Dataset rows for apps and sites
####

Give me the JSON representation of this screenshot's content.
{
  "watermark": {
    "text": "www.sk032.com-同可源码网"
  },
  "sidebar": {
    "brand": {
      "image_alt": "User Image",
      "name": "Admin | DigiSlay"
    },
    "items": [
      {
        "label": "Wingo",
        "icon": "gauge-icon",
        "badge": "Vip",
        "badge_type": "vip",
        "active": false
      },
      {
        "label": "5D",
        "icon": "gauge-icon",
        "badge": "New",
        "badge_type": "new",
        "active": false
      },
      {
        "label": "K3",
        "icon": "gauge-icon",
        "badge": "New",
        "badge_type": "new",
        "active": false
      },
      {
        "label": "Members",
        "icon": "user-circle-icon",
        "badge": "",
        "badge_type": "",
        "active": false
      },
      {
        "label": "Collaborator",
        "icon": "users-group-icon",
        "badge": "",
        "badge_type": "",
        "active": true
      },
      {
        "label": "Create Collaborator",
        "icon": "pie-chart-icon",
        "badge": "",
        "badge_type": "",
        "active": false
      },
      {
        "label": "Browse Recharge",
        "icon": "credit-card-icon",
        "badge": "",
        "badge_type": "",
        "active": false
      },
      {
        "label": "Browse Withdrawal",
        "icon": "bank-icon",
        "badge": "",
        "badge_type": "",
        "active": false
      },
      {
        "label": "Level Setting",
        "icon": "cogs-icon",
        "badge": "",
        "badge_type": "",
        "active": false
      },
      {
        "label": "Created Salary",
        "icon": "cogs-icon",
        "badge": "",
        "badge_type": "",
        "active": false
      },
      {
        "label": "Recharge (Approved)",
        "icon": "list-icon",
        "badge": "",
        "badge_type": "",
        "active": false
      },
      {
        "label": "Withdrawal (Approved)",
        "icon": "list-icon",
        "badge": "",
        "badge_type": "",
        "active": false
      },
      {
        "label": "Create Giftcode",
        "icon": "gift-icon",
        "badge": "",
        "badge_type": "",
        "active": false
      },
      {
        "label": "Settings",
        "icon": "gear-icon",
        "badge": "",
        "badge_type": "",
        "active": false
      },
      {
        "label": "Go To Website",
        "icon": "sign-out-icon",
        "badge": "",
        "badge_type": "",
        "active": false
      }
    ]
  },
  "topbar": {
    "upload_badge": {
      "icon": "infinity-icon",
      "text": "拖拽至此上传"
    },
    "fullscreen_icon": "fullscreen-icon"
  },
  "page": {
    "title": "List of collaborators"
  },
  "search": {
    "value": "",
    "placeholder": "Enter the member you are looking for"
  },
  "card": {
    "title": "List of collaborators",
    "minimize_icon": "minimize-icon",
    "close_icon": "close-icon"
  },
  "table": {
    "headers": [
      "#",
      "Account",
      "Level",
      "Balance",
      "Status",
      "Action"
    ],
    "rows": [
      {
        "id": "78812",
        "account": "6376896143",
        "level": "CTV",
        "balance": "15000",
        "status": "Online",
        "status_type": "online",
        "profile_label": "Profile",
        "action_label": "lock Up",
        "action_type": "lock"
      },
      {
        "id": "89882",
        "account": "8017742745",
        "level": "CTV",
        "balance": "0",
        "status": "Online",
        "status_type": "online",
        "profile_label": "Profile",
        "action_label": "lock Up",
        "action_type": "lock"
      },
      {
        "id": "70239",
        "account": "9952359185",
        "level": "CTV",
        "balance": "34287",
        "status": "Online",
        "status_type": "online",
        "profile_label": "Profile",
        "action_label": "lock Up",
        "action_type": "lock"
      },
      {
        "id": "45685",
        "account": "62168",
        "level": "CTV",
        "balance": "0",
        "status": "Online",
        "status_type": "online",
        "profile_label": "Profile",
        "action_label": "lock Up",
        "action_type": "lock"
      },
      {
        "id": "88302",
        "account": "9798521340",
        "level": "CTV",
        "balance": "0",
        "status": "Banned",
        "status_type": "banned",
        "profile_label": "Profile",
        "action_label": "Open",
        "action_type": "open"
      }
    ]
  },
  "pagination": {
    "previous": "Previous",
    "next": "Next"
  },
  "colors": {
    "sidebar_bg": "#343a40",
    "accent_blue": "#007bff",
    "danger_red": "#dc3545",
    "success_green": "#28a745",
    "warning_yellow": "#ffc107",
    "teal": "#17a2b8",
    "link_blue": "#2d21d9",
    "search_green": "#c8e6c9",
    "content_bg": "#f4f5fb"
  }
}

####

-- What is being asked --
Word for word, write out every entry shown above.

-- Task result --
Give me the JSON representation of this screenshot's content.
{
  "watermark": {
    "text": "www.sk032.com-同可源码网"
  },
  "sidebar": {
    "brand": {
      "image_alt": "User Image",
      "name": "Admin | DigiSlay"
    },
    "items": [
      {
        "label": "Wingo",
        "icon": "gauge-icon",
        "badge": "Vip",
        "badge_type": "vip",
        "active": false
      },
      {
        "label": "5D",
        "icon": "gauge-icon",
        "badge": "New",
        "badge_type": "new",
        "active": false
      },
      {
        "label": "K3",
        "icon": "gauge-icon",
        "badge": "New",
        "badge_type": "new",
        "active": false
      },
      {
        "label": "Members",
        "icon": "user-circle-icon",
        "badge": "",
        "badge_type": "",
        "active": false
      },
      {
        "label": "Collaborator",
        "icon": "users-group-icon",
        "badge": "",
        "badge_type": "",
        "active": true
      },
      {
        "label": "Create Collaborator",
        "icon": "pie-chart-icon",
        "badge": "",
        "badge_type": "",
        "active": false
      },
      {
        "label": "Browse Recharge",
        "icon": "credit-card-icon",
        "badge": "",
        "badge_type": "",
        "active": false
      },
      {
        "label": "Browse Withdrawal",
        "icon": "bank-icon",
        "badge": "",
        "badge_type": "",
        "active": false
      },
      {
        "label": "Level Setting",
        "icon": "cogs-icon",
        "badge": "",
        "badge_type": "",
        "active": false
      },
      {
        "label": "Created Salary",
        "icon": "cogs-icon",
        "badge": "",
        "badge_type": "",
        "active": false
      },
      {
        "label": "Recharge (Approved)",
        "icon": "list-icon",
        "badge": "",
        "badge_type": "",
        "active": false
      },
      {
        "label": "Withdrawal (Approved)",
        "icon": "list-icon",
        "badge": "",
        "badge_type": "",
        "active": false
      },
      {
        "label": "Create Giftcode",
        "icon": "gift-icon",
        "badge": "",
        "badge_type": "",
        "active": false
      },
      {
        "label": "Settings",
        "icon": "gear-icon",
        "badge": "",
        "badge_type": "",
        "active": false
      },
      {
        "label": "Go To Website",
        "icon": "sign-out-icon",
        "badge": "",
        "badge_type": "",
        "active": false
      }
    ]
  },
  "topbar": {
    "upload_badge": {
      "icon": "infinity-icon",
      "text": "拖拽至此上传"
    },
    "fullscreen_icon": "fullscreen-icon"
  },
  "page": {
    "title": "List of collaborators"
  },
  "search": {
    "value": "",
    "placeholder": "Enter the member you are looking for"
  },
  "card": {
    "title": "List of collaborators",
    "minimize_icon": "minimize-icon",
    "close_icon": "close-icon"
  },
  "table": {
    "headers": [
      "#",
      "Account",
      "Level",
      "Balance",
      "Status",
      "Action"
    ],
    "rows": [
      {
        "id": "78812",
        "account": "6376896143",
        "level": "CTV",
        "balance": "15000",
        "status": "Online",
        "status_type": "online",
        "profile_label": "Profile",
        "action_label": "lock Up",
        "action_type": "lock"
      },
      {
        "id": "89882",
        "account": "8017742745",
        "level": "CTV",
        "balance": "0",
        "status": "Online",
        "status_type": "online",
        "profile_label": "Profile",
        "action_label": "lock Up",
        "action_type": "lock"
      },
      {
        "id": "70239",
        "account": "9952359185",
        "level": "CTV",
        "balance": "34287",
        "status": "Online",
        "status_type": "online",
        "profile_label": "Profile",
        "action_label": "lock Up",
        "action_type": "lock"
      },
      {
        "id": "45685",
        "account": "62168",
        "level": "CTV",
        "balance": "0",
        "status": "Online",
        "status_type": "online",
        "profile_label": "Profile",
        "action_label": "lock Up",
        "action_type": "lock"
      },
      {
        "id": "88302",
        "account": "9798521340",
        "level": "CTV",
        "balance": "0",
        "status": "Banned",
        "status_type": "banned",
        "profile_label": "Profile",
        "action_label": "Open",
        "action_type": "open"
      }
    ]
  },
  "pagination": {
    "previous": "Previous",
    "next": "Next"
  },
  "colors": {
    "sidebar_bg": "#343a40",
    "accent_blue": "#007bff",
    "danger_red": "#dc3545",
    "success_green": "#28a745",
    "warning_yellow": "#ffc107",
    "teal": "#17a2b8",
    "link_blue": "#2d21d9",
    "search_green": "#c8e6c9",
    "content_bg": "#f4f5fb"
  }
}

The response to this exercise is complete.